▶ [What to work on] Word for word, set down the listing that appears after this line.

▶ [Material for this task]

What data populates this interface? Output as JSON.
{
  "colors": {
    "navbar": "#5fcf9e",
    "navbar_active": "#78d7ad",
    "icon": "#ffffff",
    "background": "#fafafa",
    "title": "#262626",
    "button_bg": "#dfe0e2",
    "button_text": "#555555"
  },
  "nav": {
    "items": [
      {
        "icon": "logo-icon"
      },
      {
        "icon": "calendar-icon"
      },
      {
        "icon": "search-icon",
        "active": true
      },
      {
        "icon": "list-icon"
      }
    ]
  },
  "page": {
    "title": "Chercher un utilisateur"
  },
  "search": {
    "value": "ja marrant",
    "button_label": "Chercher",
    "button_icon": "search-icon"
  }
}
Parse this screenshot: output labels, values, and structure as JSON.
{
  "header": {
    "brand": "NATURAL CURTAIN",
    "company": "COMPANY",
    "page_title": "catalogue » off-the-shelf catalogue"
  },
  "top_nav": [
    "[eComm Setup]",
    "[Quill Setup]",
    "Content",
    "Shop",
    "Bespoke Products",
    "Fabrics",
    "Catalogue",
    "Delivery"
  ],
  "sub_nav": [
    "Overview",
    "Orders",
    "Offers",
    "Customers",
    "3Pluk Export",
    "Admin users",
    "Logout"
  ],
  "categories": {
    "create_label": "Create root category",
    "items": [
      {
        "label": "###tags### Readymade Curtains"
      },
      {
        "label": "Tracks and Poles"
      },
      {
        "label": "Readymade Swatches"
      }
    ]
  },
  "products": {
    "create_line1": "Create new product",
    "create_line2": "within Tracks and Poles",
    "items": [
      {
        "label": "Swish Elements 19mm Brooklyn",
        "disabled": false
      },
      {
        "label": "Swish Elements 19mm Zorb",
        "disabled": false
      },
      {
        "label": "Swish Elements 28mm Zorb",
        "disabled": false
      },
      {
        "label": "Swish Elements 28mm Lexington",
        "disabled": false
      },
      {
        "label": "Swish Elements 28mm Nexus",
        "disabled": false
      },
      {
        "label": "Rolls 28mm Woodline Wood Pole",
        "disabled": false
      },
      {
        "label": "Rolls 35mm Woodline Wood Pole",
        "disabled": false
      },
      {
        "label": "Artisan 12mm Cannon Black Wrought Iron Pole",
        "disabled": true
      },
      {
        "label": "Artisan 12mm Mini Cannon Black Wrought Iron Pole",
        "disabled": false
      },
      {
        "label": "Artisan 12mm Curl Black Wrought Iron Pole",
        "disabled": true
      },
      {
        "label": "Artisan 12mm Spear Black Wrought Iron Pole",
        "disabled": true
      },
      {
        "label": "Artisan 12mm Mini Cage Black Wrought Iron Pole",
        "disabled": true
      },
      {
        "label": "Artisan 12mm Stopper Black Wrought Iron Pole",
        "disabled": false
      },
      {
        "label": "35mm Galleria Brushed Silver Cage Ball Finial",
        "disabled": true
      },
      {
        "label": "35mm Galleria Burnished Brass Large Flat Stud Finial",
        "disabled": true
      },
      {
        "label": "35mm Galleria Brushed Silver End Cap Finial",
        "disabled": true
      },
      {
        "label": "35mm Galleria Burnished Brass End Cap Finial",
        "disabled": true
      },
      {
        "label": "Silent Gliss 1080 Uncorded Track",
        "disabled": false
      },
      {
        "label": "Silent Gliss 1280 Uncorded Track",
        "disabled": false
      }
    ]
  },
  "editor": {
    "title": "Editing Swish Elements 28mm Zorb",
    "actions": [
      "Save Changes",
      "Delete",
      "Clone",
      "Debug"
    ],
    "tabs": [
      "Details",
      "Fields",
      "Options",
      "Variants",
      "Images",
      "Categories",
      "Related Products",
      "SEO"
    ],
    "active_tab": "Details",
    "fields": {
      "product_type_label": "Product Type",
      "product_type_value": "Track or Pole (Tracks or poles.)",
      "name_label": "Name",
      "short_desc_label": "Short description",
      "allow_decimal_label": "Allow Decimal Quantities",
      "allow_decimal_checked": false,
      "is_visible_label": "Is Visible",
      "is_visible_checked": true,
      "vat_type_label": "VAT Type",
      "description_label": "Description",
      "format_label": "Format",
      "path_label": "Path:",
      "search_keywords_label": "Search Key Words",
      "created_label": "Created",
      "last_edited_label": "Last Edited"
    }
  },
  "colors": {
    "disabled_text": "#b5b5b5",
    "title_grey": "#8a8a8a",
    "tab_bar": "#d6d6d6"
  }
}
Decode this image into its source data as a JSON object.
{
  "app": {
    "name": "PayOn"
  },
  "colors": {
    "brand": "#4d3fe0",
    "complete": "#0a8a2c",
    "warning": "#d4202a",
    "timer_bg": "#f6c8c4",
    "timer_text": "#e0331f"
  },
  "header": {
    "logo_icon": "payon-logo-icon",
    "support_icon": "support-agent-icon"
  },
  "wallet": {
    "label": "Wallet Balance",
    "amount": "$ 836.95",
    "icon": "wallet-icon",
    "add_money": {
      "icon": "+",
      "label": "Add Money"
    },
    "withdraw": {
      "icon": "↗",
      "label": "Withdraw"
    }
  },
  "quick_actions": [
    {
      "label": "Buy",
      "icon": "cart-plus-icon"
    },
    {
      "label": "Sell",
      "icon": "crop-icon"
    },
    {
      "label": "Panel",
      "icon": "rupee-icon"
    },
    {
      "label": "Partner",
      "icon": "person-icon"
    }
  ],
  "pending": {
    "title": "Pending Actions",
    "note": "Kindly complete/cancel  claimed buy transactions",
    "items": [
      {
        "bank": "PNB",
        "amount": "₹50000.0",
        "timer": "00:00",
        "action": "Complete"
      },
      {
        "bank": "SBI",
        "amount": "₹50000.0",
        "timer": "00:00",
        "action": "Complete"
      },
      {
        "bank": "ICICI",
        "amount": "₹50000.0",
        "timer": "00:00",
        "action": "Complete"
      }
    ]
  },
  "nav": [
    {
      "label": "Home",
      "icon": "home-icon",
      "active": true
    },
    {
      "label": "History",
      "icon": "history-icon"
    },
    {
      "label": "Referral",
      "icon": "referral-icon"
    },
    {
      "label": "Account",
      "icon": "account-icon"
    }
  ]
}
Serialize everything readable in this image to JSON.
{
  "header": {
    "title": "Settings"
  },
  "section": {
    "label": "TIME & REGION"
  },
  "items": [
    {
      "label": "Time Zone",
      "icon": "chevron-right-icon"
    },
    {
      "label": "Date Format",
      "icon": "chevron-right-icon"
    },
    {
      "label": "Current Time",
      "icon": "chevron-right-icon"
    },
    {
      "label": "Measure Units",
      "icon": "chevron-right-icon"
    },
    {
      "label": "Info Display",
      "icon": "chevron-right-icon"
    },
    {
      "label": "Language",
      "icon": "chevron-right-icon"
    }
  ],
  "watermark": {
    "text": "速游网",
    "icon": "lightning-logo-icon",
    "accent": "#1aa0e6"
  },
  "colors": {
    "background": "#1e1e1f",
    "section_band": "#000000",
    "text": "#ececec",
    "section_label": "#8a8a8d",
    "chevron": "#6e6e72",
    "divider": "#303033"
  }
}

▶ [Written response]
What data populates this interface? Output as JSON.
{
  "colors": {
    "navbar": "#5fcf9e",
    "navbar_active": "#78d7ad",
    "icon": "#ffffff",
    "background": "#fafafa",
    "title": "#262626",
    "button_bg": "#dfe0e2",
    "button_text": "#555555"
  },
  "nav": {
    "items": [
      {
        "icon": "logo-icon"
      },
      {
        "icon": "calendar-icon"
      },
      {
        "icon": "search-icon",
        "active": true
      },
      {
        "icon": "list-icon"
      }
    ]
  },
  "page": {
    "title": "Chercher un utilisateur"
  },
  "search": {
    "value": "ja marrant",
    "button_label": "Chercher",
    "button_icon": "search-icon"
  }
}
Parse this screenshot: output labels, values, and structure as JSON.
{
  "header": {
    "brand": "NATURAL CURTAIN",
    "company": "COMPANY",
    "page_title": "catalogue » off-the-shelf catalogue"
  },
  "top_nav": [
    "[eComm Setup]",
    "[Quill Setup]",
    "Content",
    "Shop",
    "Bespoke Products",
    "Fabrics",
    "Catalogue",
    "Delivery"
  ],
  "sub_nav": [
    "Overview",
    "Orders",
    "Offers",
    "Customers",
    "3Pluk Export",
    "Admin users",
    "Logout"
  ],
  "categories": {
    "create_label": "Create root category",
    "items": [
      {
        "label": "###tags### Readymade Curtains"
      },
      {
        "label": "Tracks and Poles"
      },
      {
        "label": "Readymade Swatches"
      }
    ]
  },
  "products": {
    "create_line1": "Create new product",
    "create_line2": "within Tracks and Poles",
    "items": [
      {
        "label": "Swish Elements 19mm Brooklyn",
        "disabled": false
      },
      {
        "label": "Swish Elements 19mm Zorb",
        "disabled": false
      },
      {
        "label": "Swish Elements 28mm Zorb",
        "disabled": false
      },
      {
        "label": "Swish Elements 28mm Lexington",
        "disabled": false
      },
      {
        "label": "Swish Elements 28mm Nexus",
        "disabled": false
      },
      {
        "label": "Rolls 28mm Woodline Wood Pole",
        "disabled": false
      },
      {
        "label": "Rolls 35mm Woodline Wood Pole",
        "disabled": false
      },
      {
        "label": "Artisan 12mm Cannon Black Wrought Iron Pole",
        "disabled": true
      },
      {
        "label": "Artisan 12mm Mini Cannon Black Wrought Iron Pole",
        "disabled": false
      },
      {
        "label": "Artisan 12mm Curl Black Wrought Iron Pole",
        "disabled": true
      },
      {
        "label": "Artisan 12mm Spear Black Wrought Iron Pole",
        "disabled": true
      },
      {
        "label": "Artisan 12mm Mini Cage Black Wrought Iron Pole",
        "disabled": true
      },
      {
        "label": "Artisan 12mm Stopper Black Wrought Iron Pole",
        "disabled": false
      },
      {
        "label": "35mm Galleria Brushed Silver Cage Ball Finial",
        "disabled": true
      },
      {
        "label": "35mm Galleria Burnished Brass Large Flat Stud Finial",
        "disabled": true
      },
      {
        "label": "35mm Galleria Brushed Silver End Cap Finial",
        "disabled": true
      },
      {
        "label": "35mm Galleria Burnished Brass End Cap Finial",
        "disabled": true
      },
      {
        "label": "Silent Gliss 1080 Uncorded Track",
        "disabled": false
      },
      {
        "label": "Silent Gliss 1280 Uncorded Track",
        "disabled": false
      }
    ]
  },
  "editor": {
    "title": "Editing Swish Elements 28mm Zorb",
    "actions": [
      "Save Changes",
      "Delete",
      "Clone",
      "Debug"
    ],
    "tabs": [
      "Details",
      "Fields",
      "Options",
      "Variants",
      "Images",
      "Categories",
      "Related Products",
      "SEO"
    ],
    "active_tab": "Details",
    "fields": {
      "product_type_label": "Product Type",
      "product_type_value": "Track or Pole (Tracks or poles.)",
      "name_label": "Name",
      "short_desc_label": "Short description",
      "allow_decimal_label": "Allow Decimal Quantities",
      "allow_decimal_checked": false,
      "is_visible_label": "Is Visible",
      "is_visible_checked": true,
      "vat_type_label": "VAT Type",
      "description_label": "Description",
      "format_label": "Format",
      "path_label": "Path:",
      "search_keywords_label": "Search Key Words",
      "created_label": "Created",
      "last_edited_label": "Last Edited"
    }
  },
  "colors": {
    "disabled_text": "#b5b5b5",
    "title_grey": "#8a8a8a",
    "tab_bar": "#d6d6d6"
  }
}
Decode this image into its source data as a JSON object.
{
  "app": {
    "name": "PayOn"
  },
  "colors": {
    "brand": "#4d3fe0",
    "complete": "#0a8a2c",
    "warning": "#d4202a",
    "timer_bg": "#f6c8c4",
    "timer_text": "#e0331f"
  },
  "header": {
    "logo_icon": "payon-logo-icon",
    "support_icon": "support-agent-icon"
  },
  "wallet": {
    "label": "Wallet Balance",
    "amount": "$ 836.95",
    "icon": "wallet-icon",
    "add_money": {
      "icon": "+",
      "label": "Add Money"
    },
    "withdraw": {
      "icon": "↗",
      "label": "Withdraw"
    }
  },
  "quick_actions": [
    {
      "label": "Buy",
      "icon": "cart-plus-icon"
    },
    {
      "label": "Sell",
      "icon": "crop-icon"
    },
    {
      "label": "Panel",
      "icon": "rupee-icon"
    },
    {
      "label": "Partner",
      "icon": "person-icon"
    }
  ],
  "pending": {
    "title": "Pending Actions",
    "note": "Kindly complete/cancel  claimed buy transactions",
    "items": [
      {
        "bank": "PNB",
        "amount": "₹50000.0",
        "timer": "00:00",
        "action": "Complete"
      },
      {
        "bank": "SBI",
        "amount": "₹50000.0",
        "timer": "00:00",
        "action": "Complete"
      },
      {
        "bank": "ICICI",
        "amount": "₹50000.0",
        "timer": "00:00",
        "action": "Complete"
      }
    ]
  },
  "nav": [
    {
      "label": "Home",
      "icon": "home-icon",
      "active": true
    },
    {
      "label": "History",
      "icon": "history-icon"
    },
    {
      "label": "Referral",
      "icon": "referral-icon"
    },
    {
      "label": "Account",
      "icon": "account-icon"
    }
  ]
}
Serialize everything readable in this image to JSON.
{
  "header": {
    "title": "Settings"
  },
  "section": {
    "label": "TIME & REGION"
  },
  "items": [
    {
      "label": "Time Zone",
      "icon": "chevron-right-icon"
    },
    {
      "label": "Date Format",
      "icon": "chevron-right-icon"
    },
    {
      "label": "Current Time",
      "icon": "chevron-right-icon"
    },
    {
      "label": "Measure Units",
      "icon": "chevron-right-icon"
    },
    {
      "label": "Info Display",
      "icon": "chevron-right-icon"
    },
    {
      "label": "Language",
      "icon": "chevron-right-icon"
    }
  ],
  "watermark": {
    "text": "速游网",
    "icon": "lightning-logo-icon",
    "accent": "#1aa0e6"
  },
  "colors": {
    "background": "#1e1e1f",
    "section_band": "#000000",
    "text": "#ececec",
    "section_label": "#8a8a8d",
    "chevron": "#6e6e72",
    "divider": "#303033"
  }
}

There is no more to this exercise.